Exercise details:
An exact copy of every record below is what's needed here.
BEGIN Supplied material
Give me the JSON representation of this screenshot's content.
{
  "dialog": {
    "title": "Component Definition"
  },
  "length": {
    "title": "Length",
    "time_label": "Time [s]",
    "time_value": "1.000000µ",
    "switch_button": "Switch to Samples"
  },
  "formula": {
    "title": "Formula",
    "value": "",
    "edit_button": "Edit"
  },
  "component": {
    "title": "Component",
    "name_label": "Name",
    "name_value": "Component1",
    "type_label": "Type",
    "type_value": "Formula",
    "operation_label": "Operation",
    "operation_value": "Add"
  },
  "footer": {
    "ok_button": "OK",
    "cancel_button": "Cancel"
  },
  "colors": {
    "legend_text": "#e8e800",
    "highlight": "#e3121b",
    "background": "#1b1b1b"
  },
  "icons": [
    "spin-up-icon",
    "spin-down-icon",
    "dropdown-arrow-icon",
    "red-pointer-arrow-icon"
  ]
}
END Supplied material
Answer below:
Give me the JSON representation of this screenshot's content.
{
  "dialog": {
    "title": "Component Definition"
  },
  "length": {
    "title": "Length",
    "time_label": "Time [s]",
    "time_value": "1.000000µ",
    "switch_button": "Switch to Samples"
  },
  "formula": {
    "title": "Formula",
    "value": "",
    "edit_button": "Edit"
  },
  "component": {
    "title": "Component",
    "name_label": "Name",
    "name_value": "Component1",
    "type_label": "Type",
    "type_value": "Formula",
    "operation_label": "Operation",
    "operation_value": "Add"
  },
  "footer": {
    "ok_button": "OK",
    "cancel_button": "Cancel"
  },
  "colors": {
    "legend_text": "#e8e800",
    "highlight": "#e3121b",
    "background": "#1b1b1b"
  },
  "icons": [
    "spin-up-icon",
    "spin-down-icon",
    "dropdown-arrow-icon",
    "red-pointer-arrow-icon"
  ]
}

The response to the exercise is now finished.